DIRECTIONS FOR THIS TASK
Where does the string "bottom" appear in the listing below? Copy every line where it does.

SUPPLIED INFORMATION
= = = = = = =

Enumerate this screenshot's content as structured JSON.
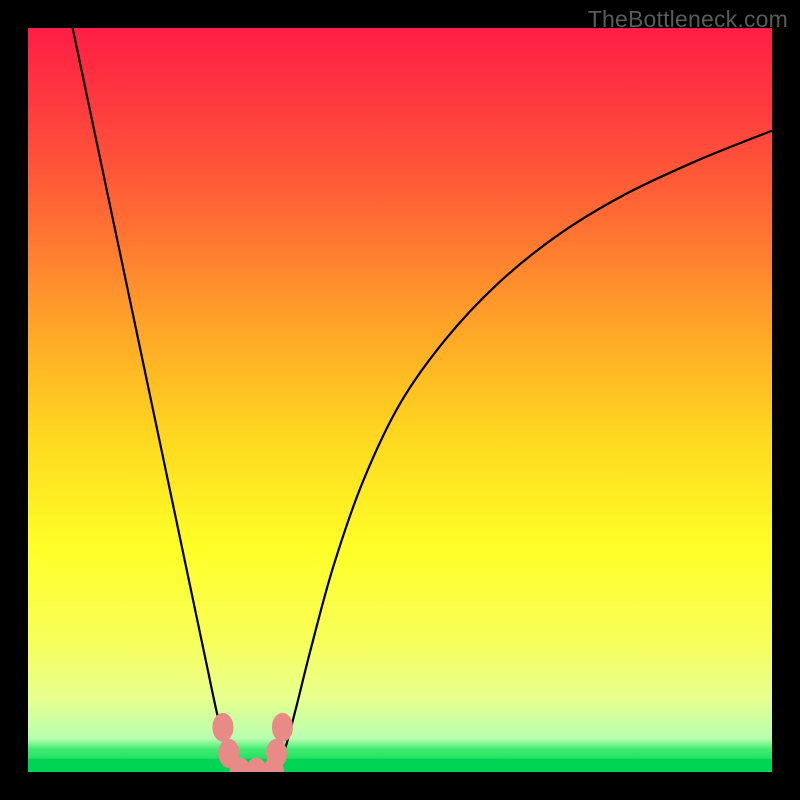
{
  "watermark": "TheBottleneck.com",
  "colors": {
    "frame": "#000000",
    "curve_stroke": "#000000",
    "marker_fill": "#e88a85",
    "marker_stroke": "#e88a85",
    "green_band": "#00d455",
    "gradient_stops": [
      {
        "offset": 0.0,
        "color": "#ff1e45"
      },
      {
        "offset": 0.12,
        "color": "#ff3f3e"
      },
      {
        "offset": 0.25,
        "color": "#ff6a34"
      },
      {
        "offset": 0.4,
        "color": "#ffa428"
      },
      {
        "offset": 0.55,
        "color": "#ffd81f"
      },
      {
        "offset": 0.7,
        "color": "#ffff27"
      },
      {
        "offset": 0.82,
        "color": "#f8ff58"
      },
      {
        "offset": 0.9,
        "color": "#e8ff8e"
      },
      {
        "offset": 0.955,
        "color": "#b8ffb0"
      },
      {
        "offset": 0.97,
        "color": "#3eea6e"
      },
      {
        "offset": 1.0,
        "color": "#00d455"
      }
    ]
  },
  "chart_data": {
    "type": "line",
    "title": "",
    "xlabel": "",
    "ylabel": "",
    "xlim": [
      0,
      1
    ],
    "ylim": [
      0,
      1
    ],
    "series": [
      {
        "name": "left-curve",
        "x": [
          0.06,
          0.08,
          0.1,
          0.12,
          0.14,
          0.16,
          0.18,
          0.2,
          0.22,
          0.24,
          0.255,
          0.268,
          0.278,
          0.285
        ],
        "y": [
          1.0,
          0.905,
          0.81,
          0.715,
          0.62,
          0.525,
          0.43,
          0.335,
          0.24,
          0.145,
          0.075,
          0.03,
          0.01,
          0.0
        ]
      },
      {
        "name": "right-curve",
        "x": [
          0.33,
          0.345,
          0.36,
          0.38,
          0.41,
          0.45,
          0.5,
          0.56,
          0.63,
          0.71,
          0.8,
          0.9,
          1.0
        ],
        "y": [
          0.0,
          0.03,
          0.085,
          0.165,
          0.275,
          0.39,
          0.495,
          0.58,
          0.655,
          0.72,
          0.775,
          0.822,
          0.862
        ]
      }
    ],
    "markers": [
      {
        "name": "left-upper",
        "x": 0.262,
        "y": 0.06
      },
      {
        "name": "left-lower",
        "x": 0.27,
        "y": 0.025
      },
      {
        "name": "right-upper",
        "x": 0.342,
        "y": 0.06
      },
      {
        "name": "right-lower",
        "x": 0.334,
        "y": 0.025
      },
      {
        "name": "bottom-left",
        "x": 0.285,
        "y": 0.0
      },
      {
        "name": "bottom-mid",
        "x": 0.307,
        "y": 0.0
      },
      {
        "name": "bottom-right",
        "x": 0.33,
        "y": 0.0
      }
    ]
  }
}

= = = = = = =

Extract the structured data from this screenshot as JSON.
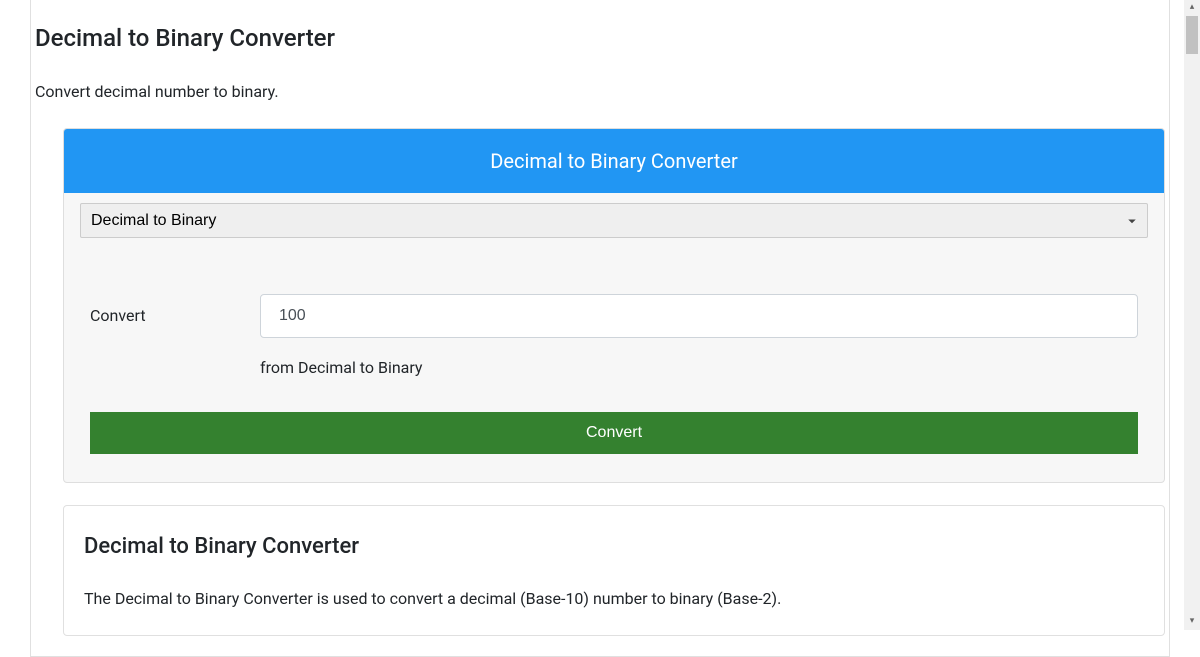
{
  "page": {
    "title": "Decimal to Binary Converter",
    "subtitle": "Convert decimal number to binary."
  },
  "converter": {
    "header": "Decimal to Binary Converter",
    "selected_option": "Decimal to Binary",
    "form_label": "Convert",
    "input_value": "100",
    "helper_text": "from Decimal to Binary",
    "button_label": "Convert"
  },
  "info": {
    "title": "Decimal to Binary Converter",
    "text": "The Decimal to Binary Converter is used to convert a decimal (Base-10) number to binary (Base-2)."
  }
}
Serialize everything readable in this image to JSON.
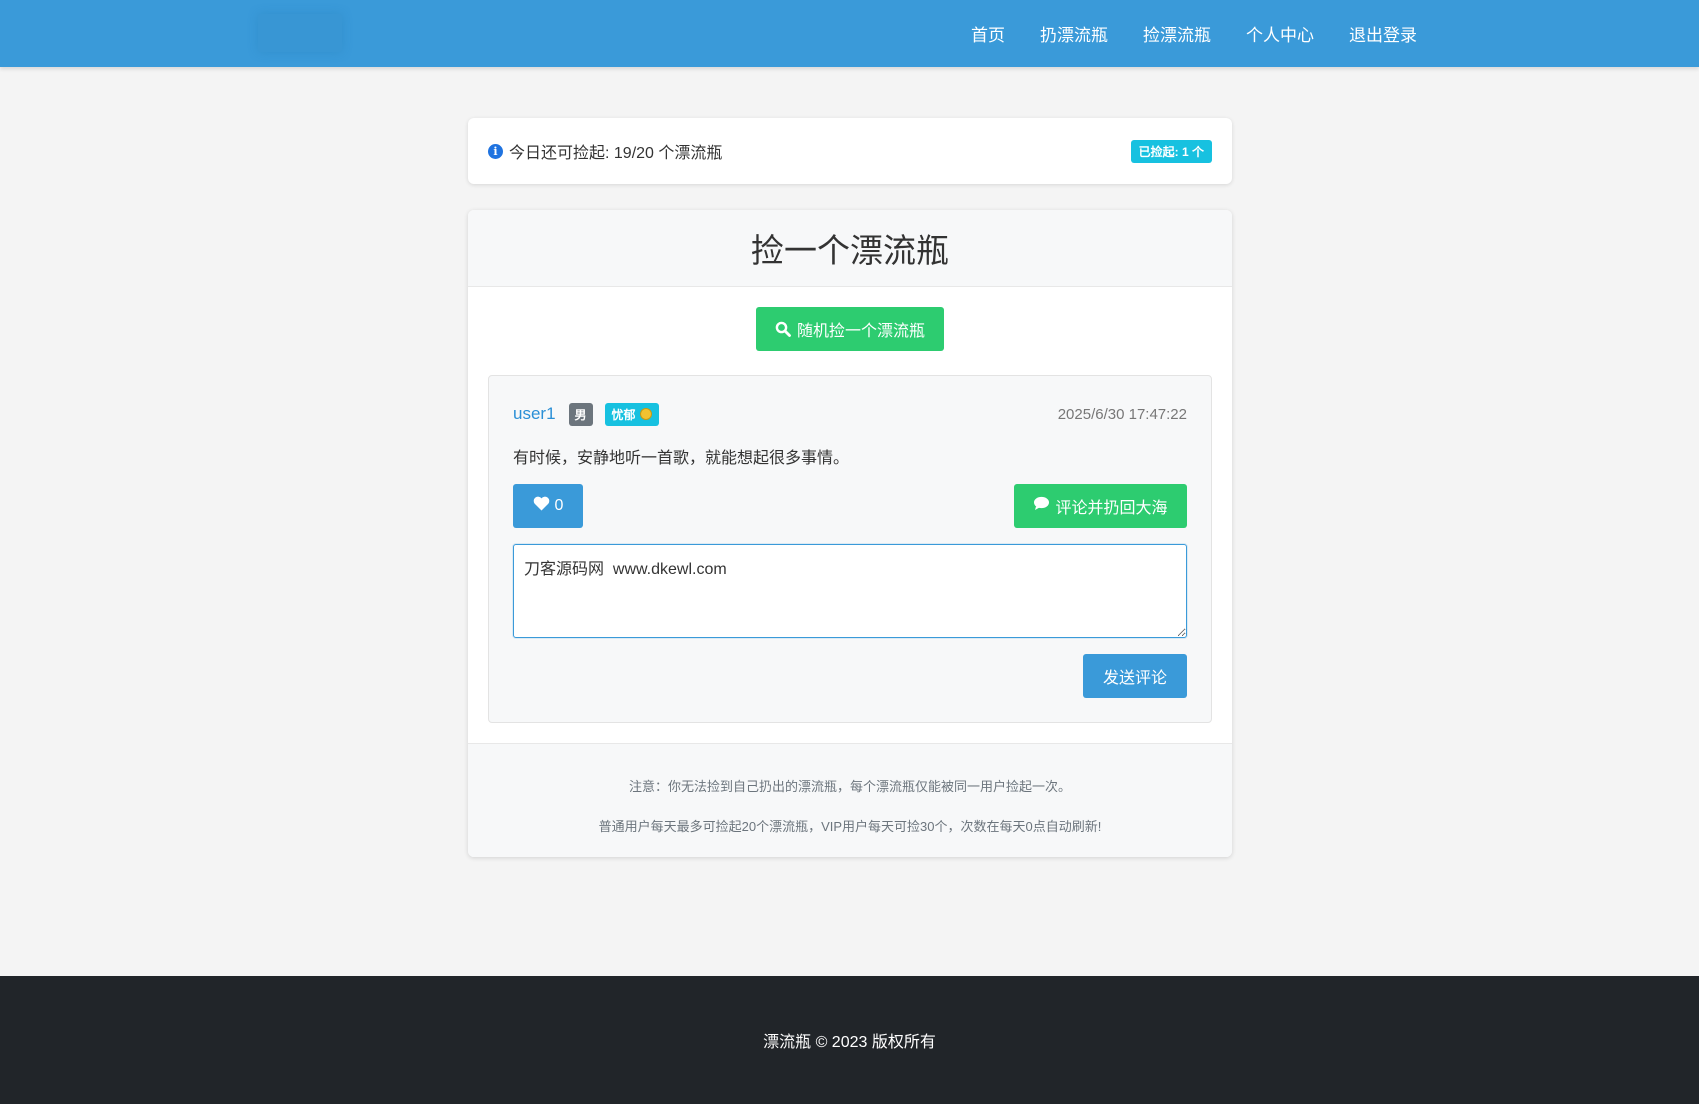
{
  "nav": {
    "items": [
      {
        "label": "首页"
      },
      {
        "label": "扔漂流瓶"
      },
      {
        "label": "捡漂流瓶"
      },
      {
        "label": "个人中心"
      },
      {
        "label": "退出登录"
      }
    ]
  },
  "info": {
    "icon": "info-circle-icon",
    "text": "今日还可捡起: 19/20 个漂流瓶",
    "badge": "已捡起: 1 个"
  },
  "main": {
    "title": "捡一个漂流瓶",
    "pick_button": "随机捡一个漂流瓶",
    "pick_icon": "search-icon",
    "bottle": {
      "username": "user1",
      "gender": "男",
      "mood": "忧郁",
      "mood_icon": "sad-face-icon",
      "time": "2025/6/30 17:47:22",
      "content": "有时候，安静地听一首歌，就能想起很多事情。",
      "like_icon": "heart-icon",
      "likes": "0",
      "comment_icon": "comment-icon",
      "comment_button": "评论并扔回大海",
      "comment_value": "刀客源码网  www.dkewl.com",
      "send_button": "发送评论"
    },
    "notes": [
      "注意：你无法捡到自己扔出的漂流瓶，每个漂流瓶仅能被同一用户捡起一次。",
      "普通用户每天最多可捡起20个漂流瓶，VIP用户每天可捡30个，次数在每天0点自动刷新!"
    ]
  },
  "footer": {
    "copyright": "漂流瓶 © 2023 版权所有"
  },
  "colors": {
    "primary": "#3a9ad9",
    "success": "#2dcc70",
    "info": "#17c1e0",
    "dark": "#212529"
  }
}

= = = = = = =

WRITTEN RESPONSE
        "name": "bottom-left",
        "name": "bottom-mid",
        "name": "bottom-right",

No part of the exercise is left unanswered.